A Jefferson County judge set a $60,000 cash bond for the care of dozens of horses that were confiscated in Dupont following a criminal investigation in January.

The county impounded more than 80 horses from Jeff Hayes after allegations of animal cruelty and improper disposal of dead animals. Since then, the county has spent about $40,000 caring for the animals.

Superior Court Judge Alison Frazier on Monday gave Hayes 10 days to pay the amount of the bond on the animals - which represents three months of animal care costs. The bond is not for the release of the animals, but rather care expenses.

The county had filed for a motion confirming its authority to release the horses to permanent care.

According to court records, Hayes had 10 days to post a bond on the animals following his arrest but did not.

In addition to the bond ruling, Frazier ordered the Indiana State Board of Animal Health to provide recommendations for the disposition of the animals before March 14.

On Monday, attorney Pat Magrath, who is representing the county, submitted two reports from the Indiana Board of Animal Health that gave health assessments of the animals at the time they were impounded.

Jefferson County Sheriff's Office Deputy Yancy Denning - the lead investigating officer in the case - testified that the county has spent more than $40,000 caring for the horses. While the horses are in 14 different foster homes in the area, the county is responsible for paying monthly care bills.

Hayes' attorney, John Watson, argued that the impounded horses represented all of Hayes' assets.
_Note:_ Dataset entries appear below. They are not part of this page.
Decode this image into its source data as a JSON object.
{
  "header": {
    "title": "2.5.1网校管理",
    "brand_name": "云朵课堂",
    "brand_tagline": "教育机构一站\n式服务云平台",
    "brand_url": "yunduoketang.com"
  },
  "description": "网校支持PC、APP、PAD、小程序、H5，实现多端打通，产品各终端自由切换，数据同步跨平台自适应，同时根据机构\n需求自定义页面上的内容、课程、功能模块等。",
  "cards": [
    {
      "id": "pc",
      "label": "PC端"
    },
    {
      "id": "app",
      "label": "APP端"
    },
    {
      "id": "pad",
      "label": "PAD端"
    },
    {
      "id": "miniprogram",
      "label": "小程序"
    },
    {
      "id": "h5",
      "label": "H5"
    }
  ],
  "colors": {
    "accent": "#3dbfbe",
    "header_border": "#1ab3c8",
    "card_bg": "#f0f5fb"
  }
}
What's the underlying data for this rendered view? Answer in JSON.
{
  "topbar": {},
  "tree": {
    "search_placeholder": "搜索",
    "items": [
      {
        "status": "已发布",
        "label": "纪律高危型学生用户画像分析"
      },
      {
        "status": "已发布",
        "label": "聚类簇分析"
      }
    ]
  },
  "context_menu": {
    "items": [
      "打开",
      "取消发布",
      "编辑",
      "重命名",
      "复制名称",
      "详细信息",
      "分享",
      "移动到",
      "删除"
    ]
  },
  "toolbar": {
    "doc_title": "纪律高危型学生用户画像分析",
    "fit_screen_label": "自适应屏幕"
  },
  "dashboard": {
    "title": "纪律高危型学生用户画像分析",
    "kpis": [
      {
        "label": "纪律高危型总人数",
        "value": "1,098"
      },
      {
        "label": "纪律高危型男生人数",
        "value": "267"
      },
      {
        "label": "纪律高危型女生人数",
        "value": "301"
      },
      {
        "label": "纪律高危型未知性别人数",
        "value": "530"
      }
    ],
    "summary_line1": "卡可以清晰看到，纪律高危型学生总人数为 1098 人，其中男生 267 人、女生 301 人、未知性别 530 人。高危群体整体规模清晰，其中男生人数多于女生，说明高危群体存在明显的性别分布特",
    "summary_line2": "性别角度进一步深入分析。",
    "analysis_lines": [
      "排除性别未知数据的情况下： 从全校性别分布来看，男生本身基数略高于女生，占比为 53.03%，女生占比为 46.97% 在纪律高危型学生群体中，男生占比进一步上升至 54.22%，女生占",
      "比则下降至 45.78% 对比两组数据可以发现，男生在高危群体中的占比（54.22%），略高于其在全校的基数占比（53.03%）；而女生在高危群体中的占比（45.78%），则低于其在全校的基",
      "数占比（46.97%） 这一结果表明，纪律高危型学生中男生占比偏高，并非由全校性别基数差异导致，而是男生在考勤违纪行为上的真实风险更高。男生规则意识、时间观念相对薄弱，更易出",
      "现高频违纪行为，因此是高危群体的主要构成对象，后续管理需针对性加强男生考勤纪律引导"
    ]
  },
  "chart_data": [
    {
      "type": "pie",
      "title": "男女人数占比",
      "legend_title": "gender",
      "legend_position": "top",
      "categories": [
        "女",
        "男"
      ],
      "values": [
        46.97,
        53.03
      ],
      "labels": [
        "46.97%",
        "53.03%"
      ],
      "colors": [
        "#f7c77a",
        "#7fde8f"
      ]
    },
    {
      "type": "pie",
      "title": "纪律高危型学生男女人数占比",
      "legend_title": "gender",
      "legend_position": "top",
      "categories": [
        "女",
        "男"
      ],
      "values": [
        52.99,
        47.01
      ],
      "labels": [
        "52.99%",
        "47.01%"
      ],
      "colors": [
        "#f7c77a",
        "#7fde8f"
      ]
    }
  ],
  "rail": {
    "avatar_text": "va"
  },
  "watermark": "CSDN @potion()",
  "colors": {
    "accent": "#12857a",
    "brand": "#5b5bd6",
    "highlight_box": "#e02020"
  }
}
He also said the sheriff's affidavit of probable cause was vague because it did not offer details on each animal and did not provide information supporting the seizure of every animal confiscated from Hayes' two rental properties.

Watson requested a second probable cause hearing in the case in order to challenge the affidavit, but Frazier denied the request.

A donation fund for the horses has been set up through River Valley Financial Bank to off set the expenses. The fund has grossed about $5,000 and is still accepting donations.